MAGIC purchased its server in September 2009 and spent two months configuring it and testing the WAN connections from each partner organization's location. In the end, user refresh times met or exceeded initial designs.
With the server technology installed and the local communications network established, staff members moved personal geodatabases that had been maintained on MAGIC's old file server to MAGIC's new centrally located ArcSDE geodatabases for use in creating map services of MAGIC's custodial data. Additionally, MAGIC was able to replicate Muscatine County's enterprise parcel geodatabase to MAGIC's server so that city and MPW staff could have access to an exact and fresh copy of the master parcel data maintained by the county. Finally, the City of Muscatine's storm water and wastewater personal geodatabase was migrated to an enterprise geodatabase on the new MAGIC server. This migration has introduced a new dimension of editing to city staff: multiple versions of the geodatabase are now checked out to field crews, office staff, and department supervisors, and each group independently edits them as needed. Using ArcSDE versioning functions, users post changes back to a master geodatabase, and any conflicts that arise are easily detected and reconciled.
Another powerful aspect of this server technology involves the use of custom web applications to extend GIS technology to the desktops of staff that formerly had no access to GIS functionality. Using ArcGIS Viewer for Flex and ArcGIS API for Flex, provided by Esri, staff created custom web applications for each partner organization, which has increased the number of GIS users by 30 percent.
Another vital factor in the success of MAGIC's ArcGIS for Server migration involves the multijurisdictional enterprise license agreement (MJ-ELA) that MAGIC has with Esri. This updated version of the original 2009 ELA, which was for municipal partners only, has now expanded the scope to cover all MAGIC partners and eliminates the previous ELA boundaries between county and city governments. This has resulted in lower annual software maintenance costs for Muscatine County, has opened up software access to MAGIC's smaller affiliate members, and now provides an equitable software maintenance solution for all partners. Moreover, access to enhanced software functionality through the MJ-ELA makes it more feasible for MAGIC to test advanced ArcGIS for Server applications, such as deploying mobile GIS once the anticipated citywide Wi-Fi network is established for the Muscatine community.
Most successful projects share the common attributes of being flexible and persistent and having the ability to change as technology advances. In MAGIC's case, despite early roadblocks, the persistence of its staff has developed the project to the point where it can take advantage of new enterprise server technology. The synergistic result promises to be a quality mapping and GIS infrastructure that will serve the Muscatine community for many years into the future.

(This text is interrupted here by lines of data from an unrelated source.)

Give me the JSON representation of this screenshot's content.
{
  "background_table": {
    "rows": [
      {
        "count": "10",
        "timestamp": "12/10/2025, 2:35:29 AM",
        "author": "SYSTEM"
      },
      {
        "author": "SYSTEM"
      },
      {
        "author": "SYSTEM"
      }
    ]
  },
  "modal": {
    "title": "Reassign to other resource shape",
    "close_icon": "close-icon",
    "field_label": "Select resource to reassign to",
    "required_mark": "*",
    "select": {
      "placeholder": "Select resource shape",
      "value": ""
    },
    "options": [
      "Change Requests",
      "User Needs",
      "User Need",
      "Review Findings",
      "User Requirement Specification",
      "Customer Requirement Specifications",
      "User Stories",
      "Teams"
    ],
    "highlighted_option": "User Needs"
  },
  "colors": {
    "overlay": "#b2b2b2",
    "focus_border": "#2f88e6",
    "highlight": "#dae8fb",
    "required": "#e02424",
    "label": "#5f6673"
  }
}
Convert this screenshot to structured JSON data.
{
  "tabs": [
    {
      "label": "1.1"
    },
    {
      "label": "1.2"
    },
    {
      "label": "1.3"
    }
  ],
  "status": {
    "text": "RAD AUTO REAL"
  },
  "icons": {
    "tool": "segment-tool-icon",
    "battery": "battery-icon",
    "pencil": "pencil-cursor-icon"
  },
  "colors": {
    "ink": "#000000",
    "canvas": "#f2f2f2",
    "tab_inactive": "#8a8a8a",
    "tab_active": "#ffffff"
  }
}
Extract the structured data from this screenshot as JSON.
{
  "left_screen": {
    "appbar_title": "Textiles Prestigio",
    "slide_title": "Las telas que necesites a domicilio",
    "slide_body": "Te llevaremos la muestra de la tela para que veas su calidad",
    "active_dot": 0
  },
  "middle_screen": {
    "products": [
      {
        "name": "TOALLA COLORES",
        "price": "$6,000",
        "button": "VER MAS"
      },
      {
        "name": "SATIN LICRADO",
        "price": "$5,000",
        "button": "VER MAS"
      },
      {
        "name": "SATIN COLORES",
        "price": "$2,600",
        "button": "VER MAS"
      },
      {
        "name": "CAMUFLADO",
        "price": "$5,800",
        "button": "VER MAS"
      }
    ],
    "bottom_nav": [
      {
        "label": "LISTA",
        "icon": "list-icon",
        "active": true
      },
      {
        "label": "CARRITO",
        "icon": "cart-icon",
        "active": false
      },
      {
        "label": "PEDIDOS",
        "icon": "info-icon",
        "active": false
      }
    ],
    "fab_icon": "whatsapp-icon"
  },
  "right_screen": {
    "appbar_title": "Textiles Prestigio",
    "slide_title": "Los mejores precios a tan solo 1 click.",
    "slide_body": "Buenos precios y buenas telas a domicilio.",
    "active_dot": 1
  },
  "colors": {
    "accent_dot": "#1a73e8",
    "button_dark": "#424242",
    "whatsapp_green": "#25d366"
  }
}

For more information, contact Mark Warren, MAGIC GIS manager (tel.: 563-263-2631, e-mail: email@example.com).